▶ _Directions for this task_
Check each line of the data for "chevron", and copy the ones that have it.

▶ _Given information_
═══
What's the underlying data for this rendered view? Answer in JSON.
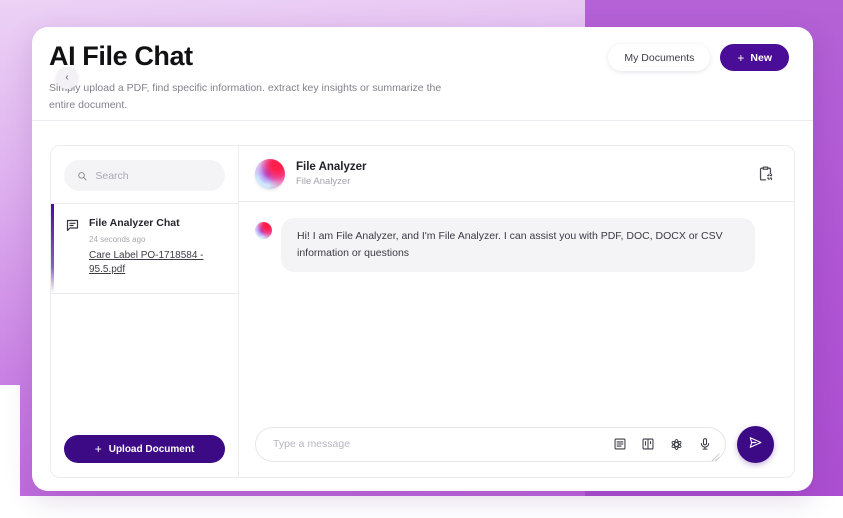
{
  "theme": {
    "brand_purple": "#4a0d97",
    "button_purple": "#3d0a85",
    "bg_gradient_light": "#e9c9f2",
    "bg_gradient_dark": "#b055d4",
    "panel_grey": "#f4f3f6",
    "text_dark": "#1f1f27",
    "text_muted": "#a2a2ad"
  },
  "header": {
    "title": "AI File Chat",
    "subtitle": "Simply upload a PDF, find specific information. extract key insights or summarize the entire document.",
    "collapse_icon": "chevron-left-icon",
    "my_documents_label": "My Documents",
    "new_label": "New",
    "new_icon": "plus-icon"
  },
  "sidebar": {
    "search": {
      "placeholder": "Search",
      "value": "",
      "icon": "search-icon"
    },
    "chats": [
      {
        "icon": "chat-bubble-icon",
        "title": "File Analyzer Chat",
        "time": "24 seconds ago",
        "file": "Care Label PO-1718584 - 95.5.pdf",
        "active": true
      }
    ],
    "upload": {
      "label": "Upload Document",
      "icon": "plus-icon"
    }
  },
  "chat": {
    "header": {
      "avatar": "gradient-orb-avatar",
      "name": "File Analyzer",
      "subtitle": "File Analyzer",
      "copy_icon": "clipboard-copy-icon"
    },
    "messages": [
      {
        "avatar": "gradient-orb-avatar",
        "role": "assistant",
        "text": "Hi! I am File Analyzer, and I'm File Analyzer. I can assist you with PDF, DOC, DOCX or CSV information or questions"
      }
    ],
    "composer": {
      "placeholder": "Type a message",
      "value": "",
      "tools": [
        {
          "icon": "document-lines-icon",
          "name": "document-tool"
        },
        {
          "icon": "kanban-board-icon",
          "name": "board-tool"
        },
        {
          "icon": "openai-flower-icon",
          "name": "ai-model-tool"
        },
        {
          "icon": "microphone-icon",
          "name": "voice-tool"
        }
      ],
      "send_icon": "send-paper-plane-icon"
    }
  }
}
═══
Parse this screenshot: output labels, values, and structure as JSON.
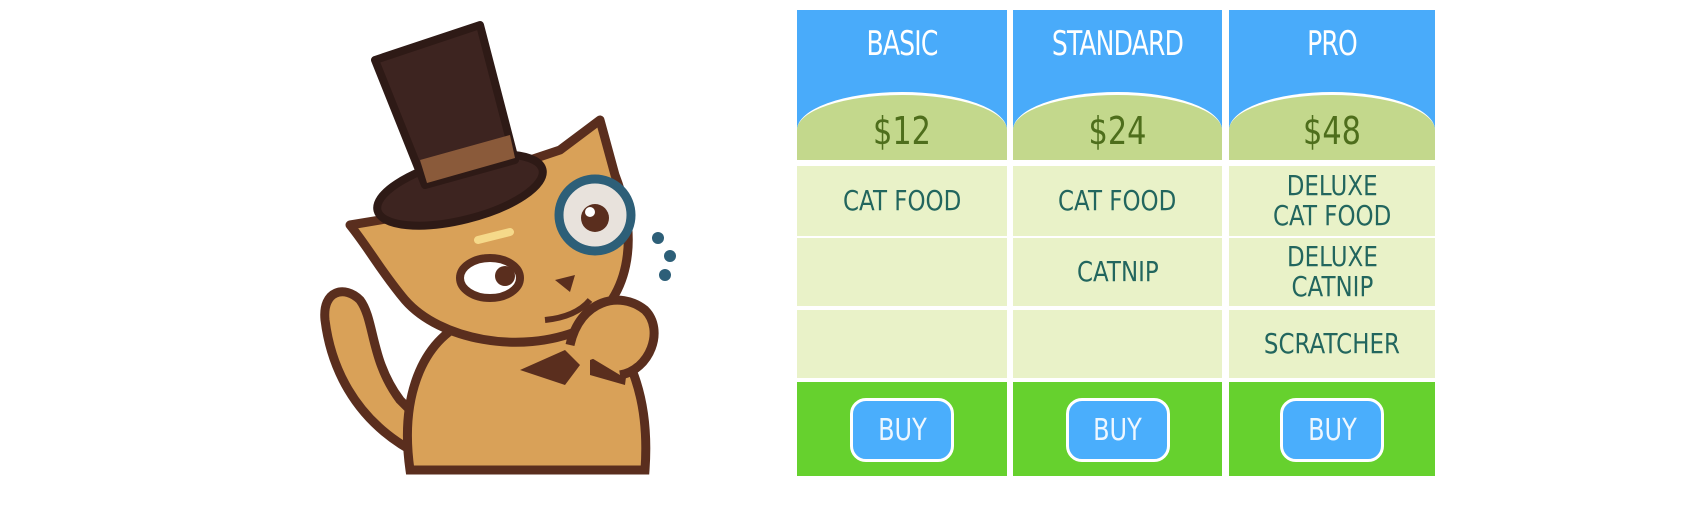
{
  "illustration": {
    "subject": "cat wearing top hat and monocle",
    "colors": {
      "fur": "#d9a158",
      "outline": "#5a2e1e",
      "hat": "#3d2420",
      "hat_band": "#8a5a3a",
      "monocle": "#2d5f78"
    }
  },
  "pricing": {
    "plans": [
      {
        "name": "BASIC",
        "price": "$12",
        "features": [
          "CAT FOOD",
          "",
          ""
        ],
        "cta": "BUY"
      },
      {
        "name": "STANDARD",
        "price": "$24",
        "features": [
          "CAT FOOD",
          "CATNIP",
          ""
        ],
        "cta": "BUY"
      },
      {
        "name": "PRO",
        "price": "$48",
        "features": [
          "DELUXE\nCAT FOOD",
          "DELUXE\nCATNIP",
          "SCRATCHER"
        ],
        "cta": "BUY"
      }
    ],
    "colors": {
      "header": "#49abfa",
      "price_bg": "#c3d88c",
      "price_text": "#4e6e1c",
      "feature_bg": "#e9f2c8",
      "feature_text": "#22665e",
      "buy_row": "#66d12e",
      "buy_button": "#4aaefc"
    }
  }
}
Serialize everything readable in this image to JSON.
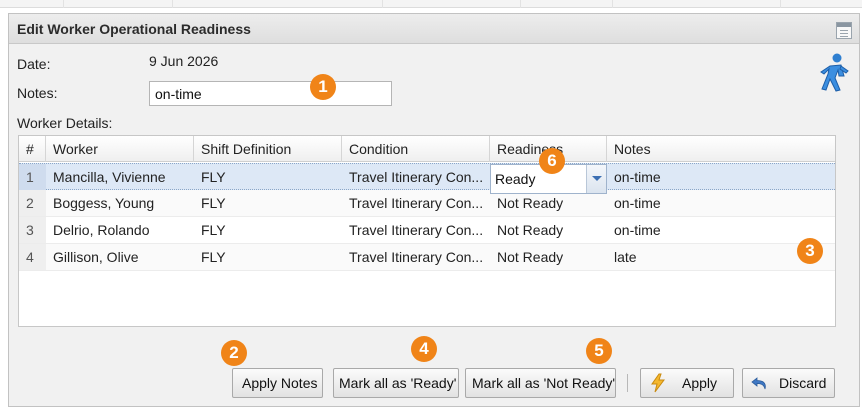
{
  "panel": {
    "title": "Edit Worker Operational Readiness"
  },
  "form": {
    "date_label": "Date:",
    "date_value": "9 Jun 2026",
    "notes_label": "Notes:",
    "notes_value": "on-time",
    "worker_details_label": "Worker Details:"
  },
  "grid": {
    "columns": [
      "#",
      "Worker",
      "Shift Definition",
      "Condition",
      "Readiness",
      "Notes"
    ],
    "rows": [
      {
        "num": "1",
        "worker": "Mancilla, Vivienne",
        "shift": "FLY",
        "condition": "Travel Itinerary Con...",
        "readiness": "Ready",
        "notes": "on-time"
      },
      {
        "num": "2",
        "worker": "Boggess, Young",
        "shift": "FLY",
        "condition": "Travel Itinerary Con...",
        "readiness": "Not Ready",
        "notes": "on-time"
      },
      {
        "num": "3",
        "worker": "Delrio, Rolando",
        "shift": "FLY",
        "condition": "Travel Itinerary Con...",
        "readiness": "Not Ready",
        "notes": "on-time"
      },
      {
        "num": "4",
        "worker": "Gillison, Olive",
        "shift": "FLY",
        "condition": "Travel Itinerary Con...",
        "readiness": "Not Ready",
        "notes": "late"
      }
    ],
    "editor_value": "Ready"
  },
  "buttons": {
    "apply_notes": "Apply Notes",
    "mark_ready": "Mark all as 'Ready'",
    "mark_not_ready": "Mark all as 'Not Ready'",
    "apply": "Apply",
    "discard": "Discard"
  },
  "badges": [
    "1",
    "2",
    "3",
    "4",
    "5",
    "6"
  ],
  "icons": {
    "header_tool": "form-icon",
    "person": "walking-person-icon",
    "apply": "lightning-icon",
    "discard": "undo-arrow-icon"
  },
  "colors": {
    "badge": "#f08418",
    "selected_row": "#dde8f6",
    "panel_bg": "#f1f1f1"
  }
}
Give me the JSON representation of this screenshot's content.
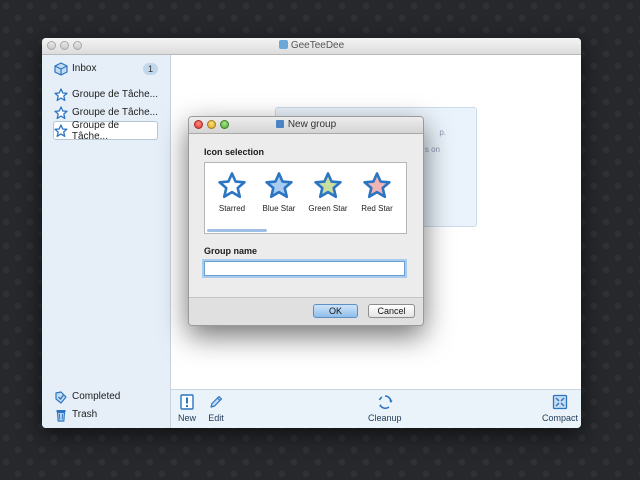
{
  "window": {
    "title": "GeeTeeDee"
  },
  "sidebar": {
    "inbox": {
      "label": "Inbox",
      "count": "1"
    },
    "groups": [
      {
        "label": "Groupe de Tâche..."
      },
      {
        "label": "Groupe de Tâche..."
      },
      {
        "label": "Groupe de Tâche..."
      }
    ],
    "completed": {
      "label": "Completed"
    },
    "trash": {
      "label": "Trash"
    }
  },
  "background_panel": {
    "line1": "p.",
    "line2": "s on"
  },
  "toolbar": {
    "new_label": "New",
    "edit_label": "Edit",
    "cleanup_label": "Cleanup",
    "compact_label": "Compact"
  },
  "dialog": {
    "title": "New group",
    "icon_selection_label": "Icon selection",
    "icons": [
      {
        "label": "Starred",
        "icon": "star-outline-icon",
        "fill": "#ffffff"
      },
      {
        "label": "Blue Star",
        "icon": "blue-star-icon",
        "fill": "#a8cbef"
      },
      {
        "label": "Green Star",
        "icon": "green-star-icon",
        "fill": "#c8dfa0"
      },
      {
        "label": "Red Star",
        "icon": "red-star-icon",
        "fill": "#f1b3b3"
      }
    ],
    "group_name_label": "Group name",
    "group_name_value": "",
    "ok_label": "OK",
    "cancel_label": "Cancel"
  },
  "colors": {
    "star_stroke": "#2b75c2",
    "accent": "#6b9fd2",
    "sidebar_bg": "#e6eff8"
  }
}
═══
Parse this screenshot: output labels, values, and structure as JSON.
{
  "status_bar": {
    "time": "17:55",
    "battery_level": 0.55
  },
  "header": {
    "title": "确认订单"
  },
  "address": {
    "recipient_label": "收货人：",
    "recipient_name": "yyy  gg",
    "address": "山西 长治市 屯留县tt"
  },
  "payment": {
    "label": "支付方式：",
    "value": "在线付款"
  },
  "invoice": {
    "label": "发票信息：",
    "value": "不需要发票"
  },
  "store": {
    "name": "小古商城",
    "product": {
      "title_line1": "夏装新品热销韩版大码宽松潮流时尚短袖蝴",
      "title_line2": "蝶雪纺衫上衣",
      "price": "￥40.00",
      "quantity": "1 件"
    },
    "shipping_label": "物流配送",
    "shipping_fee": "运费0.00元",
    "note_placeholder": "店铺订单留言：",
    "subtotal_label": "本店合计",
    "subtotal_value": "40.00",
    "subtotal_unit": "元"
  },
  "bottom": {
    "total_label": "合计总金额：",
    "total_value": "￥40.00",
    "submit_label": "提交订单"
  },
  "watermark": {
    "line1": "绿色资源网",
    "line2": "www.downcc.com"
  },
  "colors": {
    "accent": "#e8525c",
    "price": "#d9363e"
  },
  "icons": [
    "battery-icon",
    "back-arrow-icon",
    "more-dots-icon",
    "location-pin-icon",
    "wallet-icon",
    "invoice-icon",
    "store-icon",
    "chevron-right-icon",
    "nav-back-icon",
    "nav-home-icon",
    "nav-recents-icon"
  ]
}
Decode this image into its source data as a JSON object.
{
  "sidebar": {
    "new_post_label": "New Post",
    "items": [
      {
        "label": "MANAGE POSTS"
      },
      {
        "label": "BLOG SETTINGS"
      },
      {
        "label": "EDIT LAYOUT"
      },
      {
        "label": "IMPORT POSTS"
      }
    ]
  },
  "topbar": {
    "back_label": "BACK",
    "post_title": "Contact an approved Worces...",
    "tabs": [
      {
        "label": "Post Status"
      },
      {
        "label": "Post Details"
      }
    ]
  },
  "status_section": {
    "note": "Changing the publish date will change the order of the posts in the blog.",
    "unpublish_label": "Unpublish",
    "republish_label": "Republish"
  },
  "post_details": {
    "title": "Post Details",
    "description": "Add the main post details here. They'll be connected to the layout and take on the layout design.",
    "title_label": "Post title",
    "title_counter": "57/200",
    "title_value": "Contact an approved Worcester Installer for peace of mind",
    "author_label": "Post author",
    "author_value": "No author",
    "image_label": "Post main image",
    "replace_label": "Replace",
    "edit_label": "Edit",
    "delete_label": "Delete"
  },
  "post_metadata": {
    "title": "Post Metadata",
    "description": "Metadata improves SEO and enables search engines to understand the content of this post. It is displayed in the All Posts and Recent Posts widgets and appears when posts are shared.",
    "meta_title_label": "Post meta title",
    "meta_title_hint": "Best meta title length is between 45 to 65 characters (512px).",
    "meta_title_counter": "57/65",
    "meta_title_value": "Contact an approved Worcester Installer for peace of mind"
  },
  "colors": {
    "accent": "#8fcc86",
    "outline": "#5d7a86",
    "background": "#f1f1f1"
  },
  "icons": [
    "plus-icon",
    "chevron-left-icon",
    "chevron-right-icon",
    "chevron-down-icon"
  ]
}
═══
▶ _Answer area_
    "collapse_icon": "chevron-left-icon",
    "chevron-right-icon",
    "chevron-left-icon",
    "chevron-right-icon",
    "chevron-down-icon"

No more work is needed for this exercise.